■ **Work item**
When a line of the listing below has the string "subtitle" in it, copy that line.

■ **Data shown**

......

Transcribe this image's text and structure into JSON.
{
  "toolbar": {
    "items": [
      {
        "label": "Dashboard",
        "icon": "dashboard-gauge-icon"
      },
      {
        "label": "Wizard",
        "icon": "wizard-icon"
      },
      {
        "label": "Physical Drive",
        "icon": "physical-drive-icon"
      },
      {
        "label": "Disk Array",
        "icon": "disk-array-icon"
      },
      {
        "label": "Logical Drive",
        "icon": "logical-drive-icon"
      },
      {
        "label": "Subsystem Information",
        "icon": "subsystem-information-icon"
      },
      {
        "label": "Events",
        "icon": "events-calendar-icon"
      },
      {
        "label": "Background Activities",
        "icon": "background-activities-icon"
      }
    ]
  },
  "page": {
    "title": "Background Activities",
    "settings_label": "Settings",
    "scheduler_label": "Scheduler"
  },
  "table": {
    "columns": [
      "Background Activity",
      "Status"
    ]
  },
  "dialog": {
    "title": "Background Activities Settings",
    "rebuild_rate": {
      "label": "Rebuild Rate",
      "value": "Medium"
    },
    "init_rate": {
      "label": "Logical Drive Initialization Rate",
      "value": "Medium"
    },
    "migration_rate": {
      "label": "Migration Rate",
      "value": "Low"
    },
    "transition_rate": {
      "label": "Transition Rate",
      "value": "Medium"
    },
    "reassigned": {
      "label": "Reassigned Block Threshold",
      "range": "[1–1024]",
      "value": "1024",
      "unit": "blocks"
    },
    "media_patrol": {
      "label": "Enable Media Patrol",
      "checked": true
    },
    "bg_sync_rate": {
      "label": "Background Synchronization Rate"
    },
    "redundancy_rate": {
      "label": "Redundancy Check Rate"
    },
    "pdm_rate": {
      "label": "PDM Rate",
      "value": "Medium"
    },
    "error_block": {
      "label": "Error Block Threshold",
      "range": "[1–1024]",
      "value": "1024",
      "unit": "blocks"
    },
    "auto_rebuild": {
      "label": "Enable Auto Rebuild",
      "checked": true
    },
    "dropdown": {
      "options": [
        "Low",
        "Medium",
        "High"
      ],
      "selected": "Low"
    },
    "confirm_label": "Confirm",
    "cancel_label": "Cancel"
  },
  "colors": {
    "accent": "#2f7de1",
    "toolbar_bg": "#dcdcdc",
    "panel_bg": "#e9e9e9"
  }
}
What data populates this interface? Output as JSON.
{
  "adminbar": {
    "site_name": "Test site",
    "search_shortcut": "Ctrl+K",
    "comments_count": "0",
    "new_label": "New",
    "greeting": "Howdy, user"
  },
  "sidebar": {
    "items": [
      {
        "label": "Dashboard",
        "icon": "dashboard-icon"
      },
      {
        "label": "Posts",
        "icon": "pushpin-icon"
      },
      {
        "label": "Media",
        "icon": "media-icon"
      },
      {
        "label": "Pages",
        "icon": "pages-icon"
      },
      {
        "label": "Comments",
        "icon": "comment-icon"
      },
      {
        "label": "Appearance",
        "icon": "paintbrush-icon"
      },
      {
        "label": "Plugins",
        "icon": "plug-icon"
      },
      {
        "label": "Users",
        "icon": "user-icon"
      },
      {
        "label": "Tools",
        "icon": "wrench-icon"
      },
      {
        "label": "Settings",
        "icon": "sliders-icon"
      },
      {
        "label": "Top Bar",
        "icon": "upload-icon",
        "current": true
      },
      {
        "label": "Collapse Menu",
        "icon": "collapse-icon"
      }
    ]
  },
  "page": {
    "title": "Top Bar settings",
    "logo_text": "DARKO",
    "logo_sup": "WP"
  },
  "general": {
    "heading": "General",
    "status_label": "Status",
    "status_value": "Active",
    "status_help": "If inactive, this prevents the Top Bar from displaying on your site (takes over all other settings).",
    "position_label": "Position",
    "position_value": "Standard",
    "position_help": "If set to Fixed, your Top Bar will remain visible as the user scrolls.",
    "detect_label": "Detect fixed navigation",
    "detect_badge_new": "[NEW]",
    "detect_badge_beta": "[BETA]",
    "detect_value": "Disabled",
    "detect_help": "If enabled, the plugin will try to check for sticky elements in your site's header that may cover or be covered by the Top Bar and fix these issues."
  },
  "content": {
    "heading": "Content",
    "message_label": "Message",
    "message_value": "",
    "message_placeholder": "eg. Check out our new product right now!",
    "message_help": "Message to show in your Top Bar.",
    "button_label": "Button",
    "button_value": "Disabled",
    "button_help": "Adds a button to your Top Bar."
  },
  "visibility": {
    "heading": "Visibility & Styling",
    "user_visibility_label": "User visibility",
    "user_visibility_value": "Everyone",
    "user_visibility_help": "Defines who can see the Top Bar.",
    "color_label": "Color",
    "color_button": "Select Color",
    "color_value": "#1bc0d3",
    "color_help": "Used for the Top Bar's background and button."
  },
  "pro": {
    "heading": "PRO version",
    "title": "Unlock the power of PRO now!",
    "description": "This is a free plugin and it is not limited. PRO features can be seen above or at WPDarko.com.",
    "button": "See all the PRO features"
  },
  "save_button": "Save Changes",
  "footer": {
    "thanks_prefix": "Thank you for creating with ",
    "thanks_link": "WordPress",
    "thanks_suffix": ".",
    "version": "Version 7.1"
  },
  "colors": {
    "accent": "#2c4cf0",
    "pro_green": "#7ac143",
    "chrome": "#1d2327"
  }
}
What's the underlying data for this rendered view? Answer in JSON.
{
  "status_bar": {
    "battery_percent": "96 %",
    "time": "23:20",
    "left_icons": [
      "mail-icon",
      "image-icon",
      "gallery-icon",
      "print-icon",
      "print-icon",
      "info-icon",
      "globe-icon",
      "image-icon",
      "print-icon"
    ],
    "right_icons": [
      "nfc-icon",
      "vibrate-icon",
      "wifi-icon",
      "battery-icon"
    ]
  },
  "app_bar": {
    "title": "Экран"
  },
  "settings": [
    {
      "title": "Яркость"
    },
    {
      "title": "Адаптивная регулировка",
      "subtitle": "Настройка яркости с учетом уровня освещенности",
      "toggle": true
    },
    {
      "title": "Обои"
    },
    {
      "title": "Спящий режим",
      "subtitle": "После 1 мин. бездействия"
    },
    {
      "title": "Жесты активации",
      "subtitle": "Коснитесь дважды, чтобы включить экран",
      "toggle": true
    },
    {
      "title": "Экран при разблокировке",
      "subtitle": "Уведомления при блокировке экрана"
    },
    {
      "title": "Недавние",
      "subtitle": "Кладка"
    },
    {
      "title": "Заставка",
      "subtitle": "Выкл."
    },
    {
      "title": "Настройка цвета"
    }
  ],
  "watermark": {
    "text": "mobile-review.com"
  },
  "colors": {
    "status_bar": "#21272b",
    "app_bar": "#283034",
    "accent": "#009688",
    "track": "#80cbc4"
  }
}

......

■ **Response area**
      "subtitle": "Настройка яркости с учетом уровня освещенности",
      "subtitle": "После 1 мин. бездействия"
      "subtitle": "Коснитесь дважды, чтобы включить экран",
      "subtitle": "Уведомления при блокировке экрана"
      "subtitle": "Кладка"
      "subtitle": "Выкл."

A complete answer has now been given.